February 27, 2023

Hari Nair   

Hari Nair - Vice President Solution Head India, Tata Communications

With digital transformation metamorphosing the manufacturing sector, there are various technologies and practices that are yet to come to light for many leaders in the industry. In this blog, Vice President Head of Solution Engineering India & Global Solution Center at Tata Communications, Hari Nair, explores how digital enabled hyperconnected ecosystems will shape the manufacturing industry.

From recommending the right network, and automating redundant processes to enabling smart manufacturing; everything is a puzzle waiting to be solved. As an industry expert experienced in dealing with multiple large-scale manufacturing industries, Hari was a guiding light for the members of the CXO Tech Council by CORE Media.

The Council, powered by Tata Communications, promoted peer-to-peer sharing of challenges, ideas, and solutions for different industries in the manufacturing sector. Below is a summarised version of Hari’s key points to aid digital transformation in the sector.

Adopting an end-to-end network is crucial for uninterrupted connectivity

Fluctuating bandwidth and latency remains a serious issue, concerning a majority of manufacturing units. It makes deployments a painstaking task and messes with the overall timeline of a project.  Nair emphasised the importance of adopting end-to-end network connectivity on production floors.

“It helps significantly when the network provider can get complete visibility of the problem areas in the network and take timely actions accordingly towards mitigating them.”

Moreover, end-to-end solutions eliminate the need to deal with multiple network providers, drastically improve the QoS and enable faster resolution of issues.

Newly generated 5G use cases will be an ideal solution for manufacturers

With multiple machines and equipment running simultaneously on a production floor, a traditional network solution is insufficient for consistent and uninterrupted connectivity. More importantly, a common network solution is not compatible with different types of production.

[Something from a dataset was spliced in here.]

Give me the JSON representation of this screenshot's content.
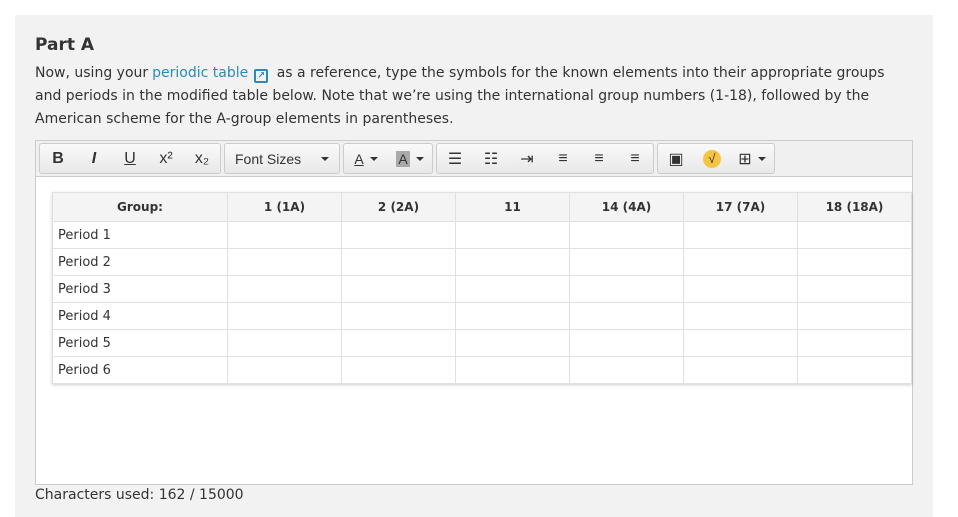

For instance, the network provider must design a customised use case for a company that operates in remote locations, such as mines located in the middle of jungles, to provide optimum service.  Nair explained that clear use cases help build robust and consistent connectivity.

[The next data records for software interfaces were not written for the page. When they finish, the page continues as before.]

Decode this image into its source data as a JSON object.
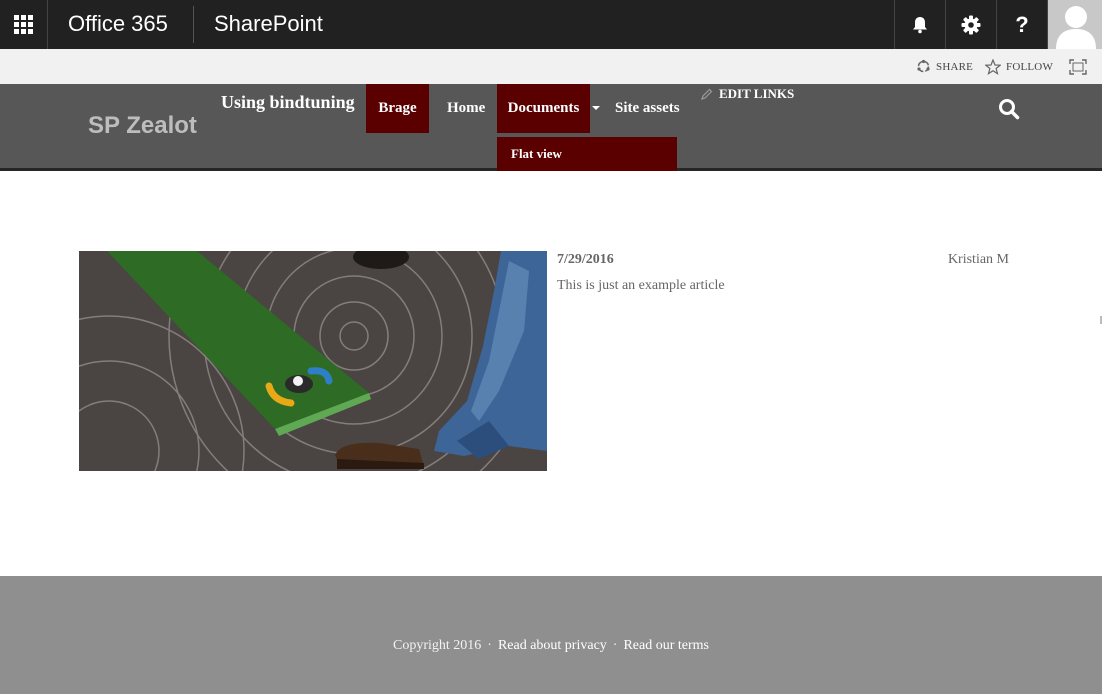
{
  "suite_bar": {
    "app_launcher_icon": "waffle-grid-icon",
    "product": "Office 365",
    "app": "SharePoint",
    "icons": [
      "bell-icon",
      "gear-icon",
      "help-icon"
    ],
    "help_glyph": "?",
    "avatar": "user-avatar"
  },
  "action_bar": {
    "share_label": "SHARE",
    "follow_label": "FOLLOW"
  },
  "site_header": {
    "title": "SP Zealot",
    "tagline": "Using bindtuning",
    "edit_links_label": "EDIT LINKS",
    "accent_color": "#5a0000"
  },
  "top_nav": {
    "items": [
      {
        "label": "Brage"
      },
      {
        "label": "Home"
      },
      {
        "label": "Documents"
      },
      {
        "label": "Site assets"
      }
    ],
    "flyout": {
      "items": [
        {
          "label": "Flat view"
        }
      ]
    }
  },
  "article": {
    "date": "7/29/2016",
    "author": "Kristian M",
    "summary": "This is just an example article"
  },
  "footer": {
    "copyright": "Copyright 2016",
    "separator": "·",
    "privacy_link": "Read about privacy",
    "terms_link": "Read our terms"
  }
}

“A typical production floor with a customised use case will use three different network solutions – a campus LAN, an end-to-end network or Wi-Fi, or newly developed 5G use cases – to make smart manufacturing a reality.”

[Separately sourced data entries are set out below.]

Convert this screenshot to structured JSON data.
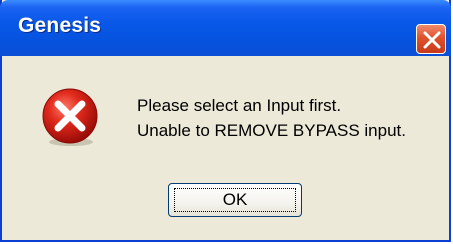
{
  "dialog": {
    "title": "Genesis",
    "close_icon": "close-icon",
    "message_icon": "error-icon",
    "message_lines": [
      "Please select an Input first.",
      "Unable to REMOVE BYPASS input."
    ],
    "ok_label": "OK"
  },
  "colors": {
    "titlebar": "#0a58e8",
    "close_button": "#e0512b",
    "background": "#ece9d8",
    "error_icon": "#d42020"
  }
}
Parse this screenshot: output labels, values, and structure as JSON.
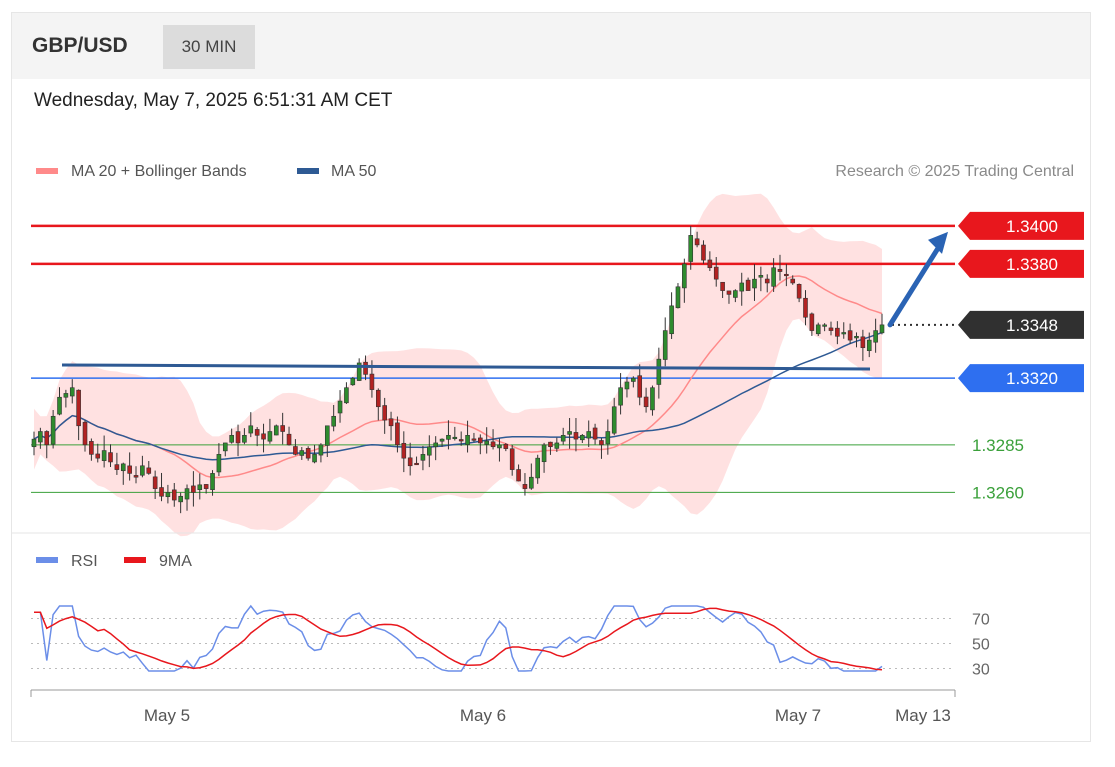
{
  "header": {
    "symbol": "GBP/USD",
    "timeframe": "30 MIN",
    "datetime": "Wednesday, May 7, 2025 6:51:31 AM CET"
  },
  "legend": {
    "ma20_label": "MA 20 + Bollinger Bands",
    "ma50_label": "MA 50",
    "rsi_label": "RSI",
    "rsi_ma_label": "9MA"
  },
  "copyright": "Research © 2025 Trading Central",
  "colors": {
    "resistance": "#e8171d",
    "support_main": "#2e6ff0",
    "support_minor": "#3aa03a",
    "current": "#303030",
    "ma50": "#2e5a94",
    "ma20": "#ff8a8a",
    "bands": "#ffdede",
    "up_candle": "#2e8b2e",
    "down_candle": "#b22222",
    "rsi": "#6b8ee8",
    "rsi_ma": "#e8171d"
  },
  "chart_data": [
    {
      "type": "candlestick",
      "title": "GBP/USD 30 MIN",
      "ylim": [
        1.3245,
        1.3412
      ],
      "levels": [
        {
          "value": 1.34,
          "label": "1.3400",
          "kind": "resistance"
        },
        {
          "value": 1.338,
          "label": "1.3380",
          "kind": "resistance"
        },
        {
          "value": 1.3348,
          "label": "1.3348",
          "kind": "current"
        },
        {
          "value": 1.332,
          "label": "1.3320",
          "kind": "support"
        },
        {
          "value": 1.3285,
          "label": "1.3285",
          "kind": "support_minor"
        },
        {
          "value": 1.326,
          "label": "1.3260",
          "kind": "support_minor"
        }
      ],
      "x_ticks": [
        "May 5",
        "May 6",
        "May 7",
        "May 13"
      ],
      "trendline": {
        "from": 1.3328,
        "to": 1.3328
      },
      "forecast_arrow": {
        "from": 1.3348,
        "to": 1.34
      },
      "series": [
        {
          "name": "MA 20 + Bollinger Bands"
        },
        {
          "name": "MA 50"
        }
      ],
      "close": [
        1.3288,
        1.3292,
        1.3285,
        1.33,
        1.331,
        1.3312,
        1.3315,
        1.3295,
        1.3285,
        1.328,
        1.3278,
        1.3282,
        1.3276,
        1.3272,
        1.3275,
        1.327,
        1.3268,
        1.3274,
        1.327,
        1.3262,
        1.3258,
        1.326,
        1.3256,
        1.3258,
        1.3262,
        1.326,
        1.3264,
        1.3262,
        1.327,
        1.328,
        1.3286,
        1.329,
        1.3286,
        1.329,
        1.3295,
        1.329,
        1.3288,
        1.3292,
        1.3295,
        1.3292,
        1.3285,
        1.328,
        1.3282,
        1.3278,
        1.328,
        1.3285,
        1.3295,
        1.33,
        1.3308,
        1.3315,
        1.332,
        1.3328,
        1.3322,
        1.3314,
        1.3305,
        1.3298,
        1.3295,
        1.3285,
        1.3278,
        1.3274,
        1.3275,
        1.328,
        1.3284,
        1.3286,
        1.3288,
        1.329,
        1.3289,
        1.3287,
        1.329,
        1.3288,
        1.3286,
        1.3287,
        1.3284,
        1.3285,
        1.3283,
        1.3272,
        1.3266,
        1.3262,
        1.3268,
        1.3278,
        1.3285,
        1.3284,
        1.3286,
        1.329,
        1.3292,
        1.3288,
        1.329,
        1.3292,
        1.3288,
        1.3285,
        1.3292,
        1.3305,
        1.3315,
        1.3318,
        1.332,
        1.331,
        1.3305,
        1.3315,
        1.333,
        1.3345,
        1.3358,
        1.3368,
        1.338,
        1.3395,
        1.339,
        1.3382,
        1.3378,
        1.3372,
        1.3366,
        1.3364,
        1.3366,
        1.337,
        1.3366,
        1.3372,
        1.3374,
        1.337,
        1.3378,
        1.3376,
        1.3374,
        1.337,
        1.3362,
        1.3352,
        1.3345,
        1.3348,
        1.3348,
        1.3345,
        1.3342,
        1.3344,
        1.334,
        1.3342,
        1.3336,
        1.334,
        1.3345,
        1.3348
      ]
    },
    {
      "type": "line",
      "ylim": [
        20,
        100
      ],
      "y_ticks": [
        70,
        50,
        30
      ],
      "series": [
        {
          "name": "RSI"
        },
        {
          "name": "9MA"
        }
      ]
    }
  ]
}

He reiterated that optimising the 5G network is better with an end-to-end solution.

Data security should be a priority for the network provider

While discussing the significance of data security in a production unit, Nair remarked that data is critical. As a result, it should stay within the boundaries of the factory to keep it safe from external threats. Moreover, he pointed out that certain restrictions still exist on the type of data that OT systems can handle.

This data cannot be released into the public environment, as there is always the risk of cyber-attacks damaging the integrity of the information. Therefore, the network provider should introduce built-in security while providing connectivity to clients.

“Integrating OT systems with security built-in is the need of the hour. We need to make the decision-making process fast and secure to maintain consistently high production quality.”

This functionality should empower the manufacturers to make decisions in a secure and rapid manner to avoid production delays and quality issues.

The blog has been written by Hari Nair following the CXO Manufacturing Tech Council. Click here to see the event summary white paper and learn more about the insights, challenges and new technologies shaping the future of manufacturing.